CHICAGO, March 7 (Reuters) - The fatal wee-hours car race that sent a 2002 Ford Mustang careening into a major oil pipeline in Illinois at the weekend was a freak occurance, although vehicular accidents have caused other pipeline spills.
The accident occurred in an industrial zone of New Lenox township south of Chicago after the car, apparently racing with another, spun out of control and smashed through a chain-link fence before ramming into the pipeline operated by Enbridge Inc. , spilling 20,000 gallons of crude oil.
Preliminary reports indicated that driver of the Mustang was racing a 2006 Chevy Trailblazer, and both were “traveling at a high rate of speed,” said Kathy Hoffmeyer of the Will County Sheriff’s office that investigated the accident.

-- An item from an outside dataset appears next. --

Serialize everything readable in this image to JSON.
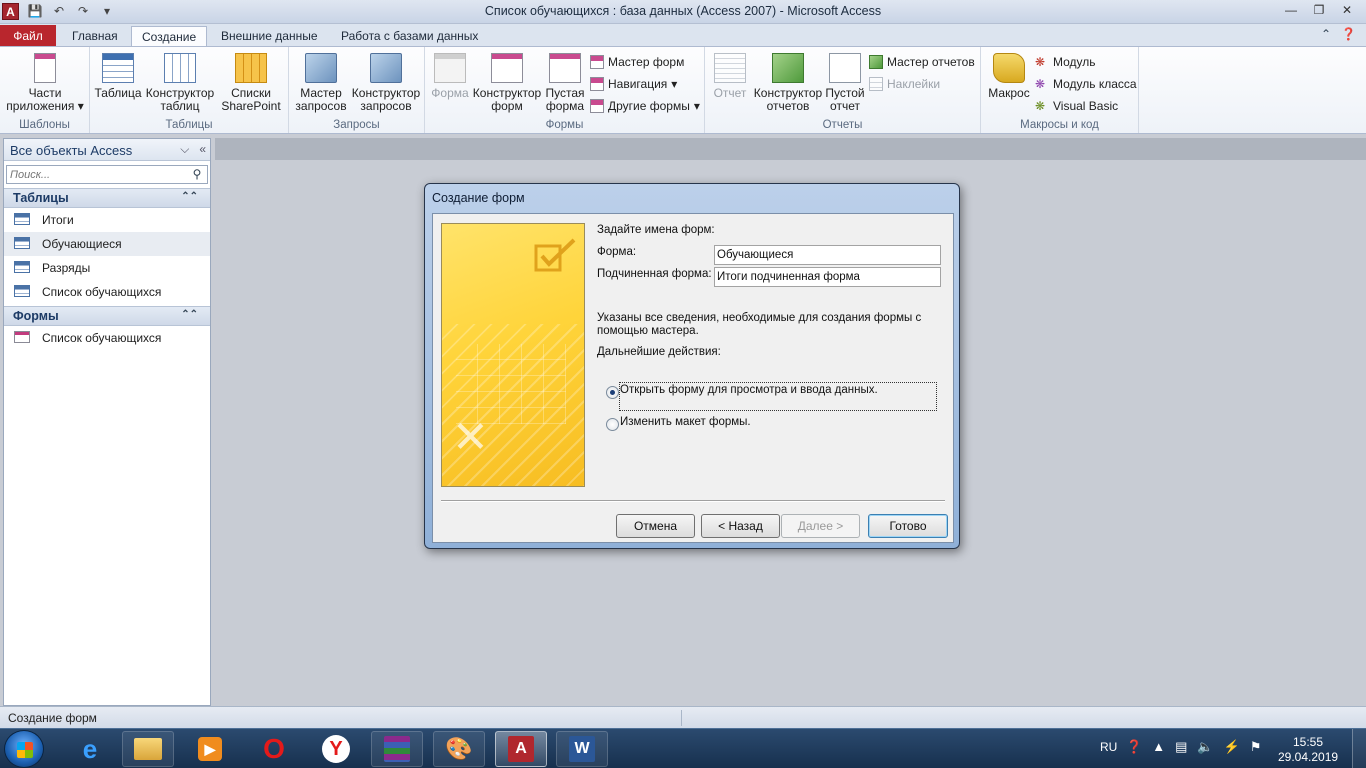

The accident was rare but not unprecedented.
Pipeline incidents involving vehicles other than excavators working in the area totaled 2.2 percent of 10,276 such incidents reported to the Department of Transportation’s Pipeline and Hazardous Materials Safety Administration (PHMSA) from 1992 to 2011, according to the agency’s data.
Those incidents were responsible for 13 of a total 384 fatalities, the data show. The biggest cause of fatalities was excavation near pipelines, accounting for 38 percent.
Carl Weimer, executive director of Pipeline Safety Trust, a nonprofit advocacy group that promotes fuel transportation safety, said there should be better safety standards governing how closely a pipeline can be sited near a busy road, but he did not see any particular remedies that would have prevented the accident in New Lennox.
“This accident is kind of an anomaly,” Weimar said.
New Lenox Fire Chief Jon Mead, one of the first to arrive at the scene, said the vehicle hit an area of the pipeline used to launch remotely controled mechanical devices called pigs that check the pipes for safety or clean them.
“There was fire everywhere,” he said. He worked alongside about 20 firefighters and three tankers with 3,000 gallons of water each to fight the fire. “There were puddles of fire.”
“A fire at the pipeline that size is a rarity. We had it under control in about half an hour and it was put out after two hours,” said Mead, a 30-year veteran of the department.
The clean-up operations were continuing around the clock, with boxes of contaminated soil being removed from the scene on Wednesday, while nearby wells and air quality were being monitored, said Maggie Carson of the Illinois Environmental Protection Agency.